■ What the task asks ■
Find how many lines below hold "JSON", and give that number as the entire answer.

════════════════

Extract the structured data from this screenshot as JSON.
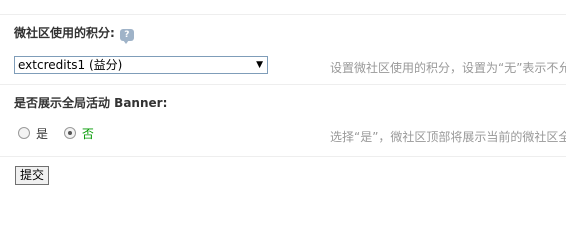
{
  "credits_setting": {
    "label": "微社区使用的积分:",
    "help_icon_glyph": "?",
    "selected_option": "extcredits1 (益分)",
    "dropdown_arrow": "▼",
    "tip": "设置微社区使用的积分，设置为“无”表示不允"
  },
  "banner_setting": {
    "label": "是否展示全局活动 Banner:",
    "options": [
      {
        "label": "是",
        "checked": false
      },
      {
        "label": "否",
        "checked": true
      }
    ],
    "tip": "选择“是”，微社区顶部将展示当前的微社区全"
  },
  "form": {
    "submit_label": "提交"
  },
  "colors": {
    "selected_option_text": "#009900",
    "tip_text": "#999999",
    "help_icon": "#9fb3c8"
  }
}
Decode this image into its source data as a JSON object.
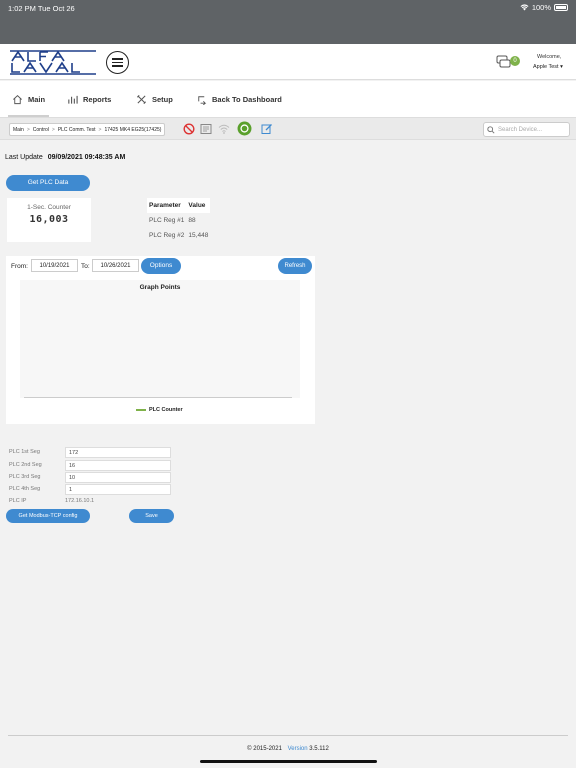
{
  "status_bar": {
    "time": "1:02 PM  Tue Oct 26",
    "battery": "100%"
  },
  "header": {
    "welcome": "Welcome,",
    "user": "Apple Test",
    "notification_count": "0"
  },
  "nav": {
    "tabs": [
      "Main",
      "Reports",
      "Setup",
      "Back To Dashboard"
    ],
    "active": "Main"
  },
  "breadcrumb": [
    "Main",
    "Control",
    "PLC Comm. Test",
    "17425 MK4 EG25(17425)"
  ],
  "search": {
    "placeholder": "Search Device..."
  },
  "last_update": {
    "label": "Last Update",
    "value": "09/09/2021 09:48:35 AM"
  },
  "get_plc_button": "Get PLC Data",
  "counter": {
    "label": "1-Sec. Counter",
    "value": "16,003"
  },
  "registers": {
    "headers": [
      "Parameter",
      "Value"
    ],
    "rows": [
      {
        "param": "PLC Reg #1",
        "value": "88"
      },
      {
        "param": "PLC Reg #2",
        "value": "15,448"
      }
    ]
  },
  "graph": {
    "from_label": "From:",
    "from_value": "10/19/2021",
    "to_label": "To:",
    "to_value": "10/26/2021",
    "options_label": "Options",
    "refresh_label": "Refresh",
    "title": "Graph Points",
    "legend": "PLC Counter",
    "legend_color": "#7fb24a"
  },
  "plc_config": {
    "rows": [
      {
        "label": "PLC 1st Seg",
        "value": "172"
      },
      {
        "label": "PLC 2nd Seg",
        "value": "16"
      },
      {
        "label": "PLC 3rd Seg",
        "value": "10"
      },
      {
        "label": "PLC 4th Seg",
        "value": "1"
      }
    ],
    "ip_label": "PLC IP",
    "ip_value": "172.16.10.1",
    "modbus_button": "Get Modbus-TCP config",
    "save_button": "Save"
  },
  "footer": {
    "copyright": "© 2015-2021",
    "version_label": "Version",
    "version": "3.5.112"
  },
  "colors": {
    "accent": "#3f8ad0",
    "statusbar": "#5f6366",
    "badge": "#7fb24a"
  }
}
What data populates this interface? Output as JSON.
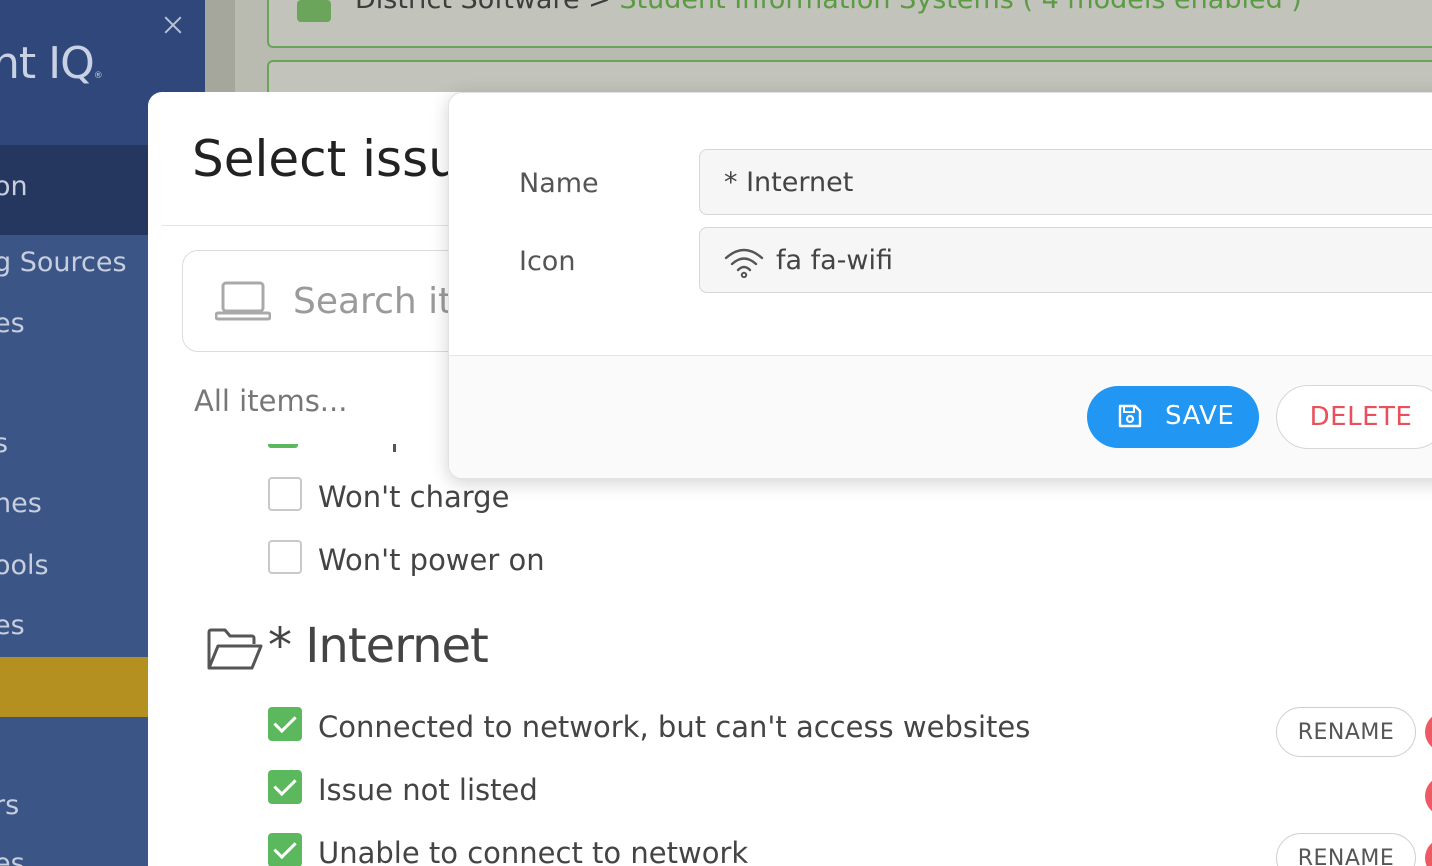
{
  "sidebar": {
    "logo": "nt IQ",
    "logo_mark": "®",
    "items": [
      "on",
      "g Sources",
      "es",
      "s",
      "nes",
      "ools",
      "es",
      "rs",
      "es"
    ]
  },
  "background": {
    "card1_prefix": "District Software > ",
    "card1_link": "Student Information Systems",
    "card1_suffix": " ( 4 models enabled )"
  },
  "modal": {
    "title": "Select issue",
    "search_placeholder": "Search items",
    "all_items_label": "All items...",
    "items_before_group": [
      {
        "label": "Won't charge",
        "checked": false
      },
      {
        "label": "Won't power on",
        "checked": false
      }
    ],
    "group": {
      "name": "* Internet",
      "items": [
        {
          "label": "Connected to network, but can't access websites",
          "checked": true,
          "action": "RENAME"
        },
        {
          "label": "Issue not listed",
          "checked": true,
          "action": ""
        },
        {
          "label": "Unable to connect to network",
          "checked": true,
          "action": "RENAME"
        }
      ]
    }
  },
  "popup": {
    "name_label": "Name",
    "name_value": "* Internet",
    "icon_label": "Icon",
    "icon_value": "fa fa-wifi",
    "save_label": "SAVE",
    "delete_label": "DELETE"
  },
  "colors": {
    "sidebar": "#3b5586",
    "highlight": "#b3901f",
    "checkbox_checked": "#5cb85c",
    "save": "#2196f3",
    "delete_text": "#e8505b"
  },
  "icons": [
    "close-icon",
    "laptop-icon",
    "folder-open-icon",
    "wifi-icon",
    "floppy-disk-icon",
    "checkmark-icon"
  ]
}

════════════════

■ Result for this exercise ■
3